(The data):
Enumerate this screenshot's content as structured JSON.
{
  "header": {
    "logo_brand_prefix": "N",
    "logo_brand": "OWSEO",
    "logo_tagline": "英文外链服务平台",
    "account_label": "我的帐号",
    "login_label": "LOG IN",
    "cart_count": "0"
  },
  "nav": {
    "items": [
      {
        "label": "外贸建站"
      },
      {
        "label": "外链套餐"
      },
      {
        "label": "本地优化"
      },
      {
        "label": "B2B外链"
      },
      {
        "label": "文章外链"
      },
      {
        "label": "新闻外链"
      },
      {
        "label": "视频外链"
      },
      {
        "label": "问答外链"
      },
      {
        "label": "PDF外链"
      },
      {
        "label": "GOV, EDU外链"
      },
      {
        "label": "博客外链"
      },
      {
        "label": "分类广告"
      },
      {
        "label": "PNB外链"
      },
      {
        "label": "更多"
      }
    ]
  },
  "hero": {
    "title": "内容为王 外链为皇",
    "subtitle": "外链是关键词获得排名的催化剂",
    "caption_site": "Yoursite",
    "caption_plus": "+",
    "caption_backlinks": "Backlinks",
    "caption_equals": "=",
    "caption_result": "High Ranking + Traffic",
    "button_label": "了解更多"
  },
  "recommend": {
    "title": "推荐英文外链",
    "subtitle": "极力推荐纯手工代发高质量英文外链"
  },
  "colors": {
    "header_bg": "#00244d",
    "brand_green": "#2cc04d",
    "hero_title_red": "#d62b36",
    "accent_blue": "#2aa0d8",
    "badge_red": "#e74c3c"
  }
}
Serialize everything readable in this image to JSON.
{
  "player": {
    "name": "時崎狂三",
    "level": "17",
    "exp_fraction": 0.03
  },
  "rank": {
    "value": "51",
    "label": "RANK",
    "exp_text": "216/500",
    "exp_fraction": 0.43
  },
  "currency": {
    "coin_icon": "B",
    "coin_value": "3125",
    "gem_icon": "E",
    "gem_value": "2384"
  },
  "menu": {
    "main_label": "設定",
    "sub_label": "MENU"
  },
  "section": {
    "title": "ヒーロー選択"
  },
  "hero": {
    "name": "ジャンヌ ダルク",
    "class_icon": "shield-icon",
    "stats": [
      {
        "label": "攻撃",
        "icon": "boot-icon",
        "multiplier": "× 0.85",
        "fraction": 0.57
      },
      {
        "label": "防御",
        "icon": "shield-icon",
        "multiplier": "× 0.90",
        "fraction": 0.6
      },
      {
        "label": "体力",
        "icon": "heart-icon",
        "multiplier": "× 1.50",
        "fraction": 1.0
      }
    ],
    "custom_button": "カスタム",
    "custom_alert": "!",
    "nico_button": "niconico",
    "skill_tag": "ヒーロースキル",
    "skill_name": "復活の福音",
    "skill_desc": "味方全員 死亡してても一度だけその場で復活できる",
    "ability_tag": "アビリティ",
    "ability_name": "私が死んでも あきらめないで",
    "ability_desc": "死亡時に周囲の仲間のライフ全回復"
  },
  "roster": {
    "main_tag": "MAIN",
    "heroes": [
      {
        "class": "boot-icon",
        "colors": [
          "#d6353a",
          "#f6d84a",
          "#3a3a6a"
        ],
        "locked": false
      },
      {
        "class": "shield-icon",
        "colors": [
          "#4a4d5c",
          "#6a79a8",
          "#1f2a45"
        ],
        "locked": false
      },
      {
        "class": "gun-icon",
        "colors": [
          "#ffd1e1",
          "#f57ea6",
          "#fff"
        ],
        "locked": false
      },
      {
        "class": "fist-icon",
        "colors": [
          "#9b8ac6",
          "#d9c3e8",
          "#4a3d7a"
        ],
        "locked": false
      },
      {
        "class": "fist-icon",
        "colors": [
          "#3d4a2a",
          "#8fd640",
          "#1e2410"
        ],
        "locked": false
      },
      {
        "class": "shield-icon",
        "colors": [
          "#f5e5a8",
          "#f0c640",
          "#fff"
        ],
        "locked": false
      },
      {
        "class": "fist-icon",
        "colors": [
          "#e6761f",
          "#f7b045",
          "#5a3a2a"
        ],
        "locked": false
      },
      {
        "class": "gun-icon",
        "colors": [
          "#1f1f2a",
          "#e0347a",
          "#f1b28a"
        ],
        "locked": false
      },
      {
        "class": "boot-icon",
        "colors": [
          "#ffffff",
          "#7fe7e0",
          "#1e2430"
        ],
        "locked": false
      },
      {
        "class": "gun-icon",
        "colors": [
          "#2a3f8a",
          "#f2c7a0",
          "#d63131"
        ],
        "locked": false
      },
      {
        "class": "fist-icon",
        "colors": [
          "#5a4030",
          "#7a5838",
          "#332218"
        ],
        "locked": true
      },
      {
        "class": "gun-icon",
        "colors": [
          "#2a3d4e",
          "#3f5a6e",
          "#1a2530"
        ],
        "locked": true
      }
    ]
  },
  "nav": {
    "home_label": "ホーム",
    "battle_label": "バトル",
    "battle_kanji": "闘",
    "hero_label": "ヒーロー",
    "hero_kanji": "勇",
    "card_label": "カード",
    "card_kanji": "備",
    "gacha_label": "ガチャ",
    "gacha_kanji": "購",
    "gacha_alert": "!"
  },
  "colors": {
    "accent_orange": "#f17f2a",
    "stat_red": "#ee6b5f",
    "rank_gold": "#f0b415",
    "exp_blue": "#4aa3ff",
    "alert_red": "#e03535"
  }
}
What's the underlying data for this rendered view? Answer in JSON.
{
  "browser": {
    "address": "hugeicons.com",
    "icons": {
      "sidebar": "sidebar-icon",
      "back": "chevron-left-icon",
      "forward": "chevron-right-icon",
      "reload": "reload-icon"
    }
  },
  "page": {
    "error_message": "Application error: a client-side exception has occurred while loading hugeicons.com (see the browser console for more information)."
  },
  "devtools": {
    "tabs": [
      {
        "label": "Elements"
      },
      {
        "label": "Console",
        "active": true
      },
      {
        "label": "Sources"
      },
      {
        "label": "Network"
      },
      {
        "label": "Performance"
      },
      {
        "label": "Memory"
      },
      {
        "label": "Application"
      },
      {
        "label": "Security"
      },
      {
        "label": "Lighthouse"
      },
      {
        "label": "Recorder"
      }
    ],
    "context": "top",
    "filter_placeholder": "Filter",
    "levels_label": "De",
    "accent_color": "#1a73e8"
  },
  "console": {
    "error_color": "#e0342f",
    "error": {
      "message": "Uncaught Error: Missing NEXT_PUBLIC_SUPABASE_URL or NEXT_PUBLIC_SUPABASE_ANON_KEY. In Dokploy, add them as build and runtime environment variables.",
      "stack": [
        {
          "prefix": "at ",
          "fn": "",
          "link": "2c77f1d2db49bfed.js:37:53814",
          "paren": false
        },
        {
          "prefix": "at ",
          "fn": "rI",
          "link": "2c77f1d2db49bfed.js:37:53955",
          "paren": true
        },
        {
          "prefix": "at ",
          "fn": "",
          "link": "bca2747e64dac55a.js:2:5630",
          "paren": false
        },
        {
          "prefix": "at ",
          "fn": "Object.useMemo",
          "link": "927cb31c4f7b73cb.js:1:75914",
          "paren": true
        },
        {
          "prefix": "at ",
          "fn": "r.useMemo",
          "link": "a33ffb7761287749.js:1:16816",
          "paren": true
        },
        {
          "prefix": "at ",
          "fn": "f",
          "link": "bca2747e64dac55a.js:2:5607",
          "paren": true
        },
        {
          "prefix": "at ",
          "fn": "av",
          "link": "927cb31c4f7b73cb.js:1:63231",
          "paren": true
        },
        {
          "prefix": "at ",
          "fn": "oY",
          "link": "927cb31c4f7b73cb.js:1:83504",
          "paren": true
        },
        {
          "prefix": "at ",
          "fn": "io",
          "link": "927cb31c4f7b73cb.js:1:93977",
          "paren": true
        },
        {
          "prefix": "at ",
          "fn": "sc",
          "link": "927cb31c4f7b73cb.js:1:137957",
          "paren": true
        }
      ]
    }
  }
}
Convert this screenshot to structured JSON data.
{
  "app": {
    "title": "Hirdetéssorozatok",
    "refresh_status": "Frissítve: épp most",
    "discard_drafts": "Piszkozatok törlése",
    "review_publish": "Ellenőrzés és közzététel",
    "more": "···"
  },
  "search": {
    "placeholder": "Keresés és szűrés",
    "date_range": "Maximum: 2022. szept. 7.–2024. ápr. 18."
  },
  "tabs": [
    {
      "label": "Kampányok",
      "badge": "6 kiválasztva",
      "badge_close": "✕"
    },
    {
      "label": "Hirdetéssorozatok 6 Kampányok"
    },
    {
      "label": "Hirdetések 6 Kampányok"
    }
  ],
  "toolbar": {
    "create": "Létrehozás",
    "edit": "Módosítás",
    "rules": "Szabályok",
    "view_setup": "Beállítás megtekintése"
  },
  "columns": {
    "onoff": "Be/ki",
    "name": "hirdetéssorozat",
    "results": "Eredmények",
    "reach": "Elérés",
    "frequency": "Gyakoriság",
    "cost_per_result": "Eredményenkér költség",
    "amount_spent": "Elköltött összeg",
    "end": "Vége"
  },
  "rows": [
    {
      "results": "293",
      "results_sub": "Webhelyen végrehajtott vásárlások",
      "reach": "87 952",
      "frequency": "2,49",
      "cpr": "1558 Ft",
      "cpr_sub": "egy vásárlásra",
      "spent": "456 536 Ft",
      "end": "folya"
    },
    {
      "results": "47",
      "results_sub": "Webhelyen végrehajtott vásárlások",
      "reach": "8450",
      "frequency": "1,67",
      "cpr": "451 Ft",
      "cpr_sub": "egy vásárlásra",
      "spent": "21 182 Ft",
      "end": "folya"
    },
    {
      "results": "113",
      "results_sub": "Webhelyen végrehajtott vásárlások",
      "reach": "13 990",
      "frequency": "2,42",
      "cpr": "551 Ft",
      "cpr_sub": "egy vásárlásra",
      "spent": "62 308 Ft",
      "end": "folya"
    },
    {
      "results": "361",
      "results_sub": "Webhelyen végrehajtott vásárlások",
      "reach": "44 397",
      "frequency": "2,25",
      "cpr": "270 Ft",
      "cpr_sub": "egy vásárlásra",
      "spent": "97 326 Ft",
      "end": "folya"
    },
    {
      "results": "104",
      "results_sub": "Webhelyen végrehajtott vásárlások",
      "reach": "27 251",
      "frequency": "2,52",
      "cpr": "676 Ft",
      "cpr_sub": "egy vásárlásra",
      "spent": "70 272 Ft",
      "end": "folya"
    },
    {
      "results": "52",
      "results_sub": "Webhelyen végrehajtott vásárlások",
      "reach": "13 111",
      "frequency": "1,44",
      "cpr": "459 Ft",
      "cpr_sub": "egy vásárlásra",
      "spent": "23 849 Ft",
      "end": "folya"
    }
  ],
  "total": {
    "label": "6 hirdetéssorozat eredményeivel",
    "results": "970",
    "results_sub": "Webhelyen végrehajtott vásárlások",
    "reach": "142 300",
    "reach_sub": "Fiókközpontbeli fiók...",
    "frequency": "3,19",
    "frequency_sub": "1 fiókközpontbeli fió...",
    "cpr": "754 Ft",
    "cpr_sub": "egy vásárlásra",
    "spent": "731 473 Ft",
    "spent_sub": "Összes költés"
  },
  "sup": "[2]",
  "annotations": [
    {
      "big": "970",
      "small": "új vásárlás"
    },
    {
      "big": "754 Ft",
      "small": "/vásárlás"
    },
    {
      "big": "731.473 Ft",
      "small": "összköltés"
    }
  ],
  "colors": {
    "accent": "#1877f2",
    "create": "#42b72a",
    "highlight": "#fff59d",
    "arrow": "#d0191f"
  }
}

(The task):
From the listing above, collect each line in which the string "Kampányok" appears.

(Expected output):
      "label": "Kampányok",
      "label": "Hirdetéssorozatok 6 Kampányok"
      "label": "Hirdetések 6 Kampányok"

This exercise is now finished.